eCedi pilot underway in Sefwi Asafo - Governor reveals

BY: Maxwell Akalaare Adombila
Dr Ernest Addison, Governor, BoG

SELECTED consumers in Sefwi Asafo in the Western North Region have started using the country’s digital currency to purchase items, goods, food and services.

The citizens, mostly inhabitants of the predominantly farming community, are the privileged few chosen to pilot the use of the electronic (e) Cedi that the Bank of Ghana (BoG) is staking its odds on to help expand financial inclusion and drive up digitalisation.

The Governor of the BoG, Dr Ernest Addison, said on May 30 that the pilot phase was taking place offline as part of efforts by the bank to use the central bank’s digital currency (CBCD) to spur financial inclusion.

Dr Addison said at the Chief Executive Officers (CEOs) Summit in Accra that the central bank deemed it necessary to test an offline version of the eCedi “that can be used for consecutive payments between individuals and merchants, where there is no connectivity infrastructure, just like cash.”


The pilot phase marks a historic milestone in the country’s march towards rolling out a digital currency.

Experts say the successful deployment of the eCedi would augment the government’s digitalisation agenda, foster financial inclusion and consumer adoption of digital payment as well as reinforce the future role of the BoG as an active regulator and facilitator of a digital economy.

The BoG also touts it as an avenue to foster the possibility of a more secure, efficient and resilient payment system and address the risk of unregulated privately issued digital currencies or virtual assets.

The Governor said at the event that the project presented a unique opportunity to design a technological representation of a fiat currency that would drive the financial sector digitisation further and also facilitate the government’s inclusive digital transformation programme.

Offline transactions
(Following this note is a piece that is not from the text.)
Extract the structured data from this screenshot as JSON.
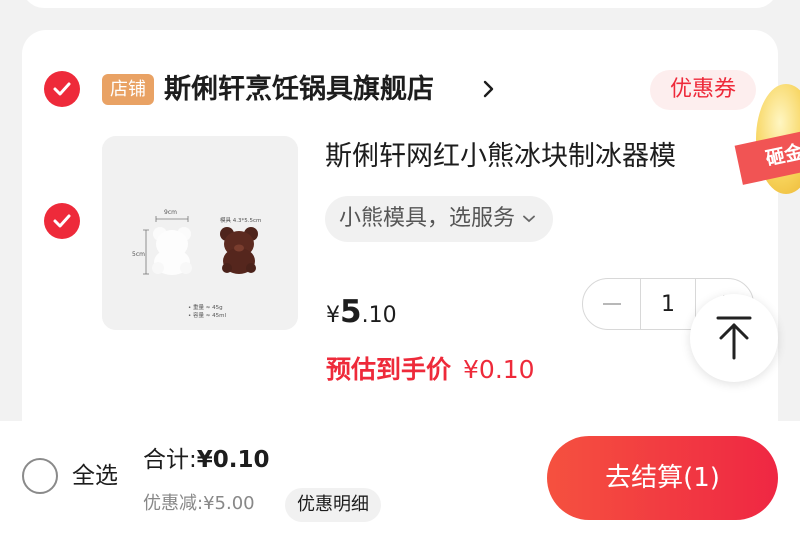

Dr Addison said digitising the offline transactions of rural and frontier households held the key to creating the necessary market linkages that could result in access to finance in future.

“So far, the usage and uptake of the offline version of the eCedi is being piloted in a small town called Sefwi Asafo in the Western North Region.

“Select users in that community have been using the eCedi for daily purchases such as for food, grocery and drinks,” the Governor said.

The Governor said the central bank would continue to work with these users to obtain the critical usage data that would inform the decision about the eCedi's future after the pilot.

“These are clearly landmark events in providing digital leadership with the payment systems, to lead to a digitised economy in the near future,” he added.

He said development of the digital currency and the pilot were done in partnership with G+D Technology,

Mode of usage

Discussions on the need for a digital currency started in 2021, when the BoG disclosed its intentions to introduce an eCedi in line with global practice.

The bank said in the eCedi design paper issued earlier this year that from the point of the CBDC taxonomy, the digital Cedi (or the eCedi) is a retail token-based CBDC.

“This is a value-based approach that implies an eCedi that represents a token or a digital value note.

“Payment is done by transferring the value note from one person to another. The concept is similar to cash payment transactions, where payment is done by transferring banknotes and/or coins from person ‘A’ to person ‘B,” the bank said in the document.

Digital evolution

The Governor said the bank would continue to use regulation and policy to spur growth in the multibillion dollar digital economy.

He said the bank had been at the forefront of the digitisation agenda for close to two decades now.

He said it started with the passage of the Payment Systems Act 2003 (Act 662), which provided the legal and regulatory basis for the introduction of technology in the banking industry, followed by the implementation of a real time gross settlement system – the Ghana Interbank Settlement (GIS) system.

He said the establishment of the Ghana Interbank Payment and Settlement Systems Limited (GhIPSS) in 2007 significantly transformed the payment system and that was augmented by the introduction of the Branchless Banking Guidelines (BBG) in 2008, which provided the regulatory support for mobile money through telecommunications companies.

The Governor said the Electronic Money issuers and Agents Guideline in 2015, helped to address some regulatory challenges, boosted the adoption of the mobile money concept and gave birth to a boom in the financial technology businesses.

Those, he said, set the stage for the introduction of the eCedi to further deepen the financial intermediation and boost the digital ecosystem.

Dr Addison assured that “while working to safeguard macroeconomic stability, the bank will continue to work with partners in the private sector and other relevant institutions to strengthen the payment ecosystem to support the financial inclusion and digitisation.”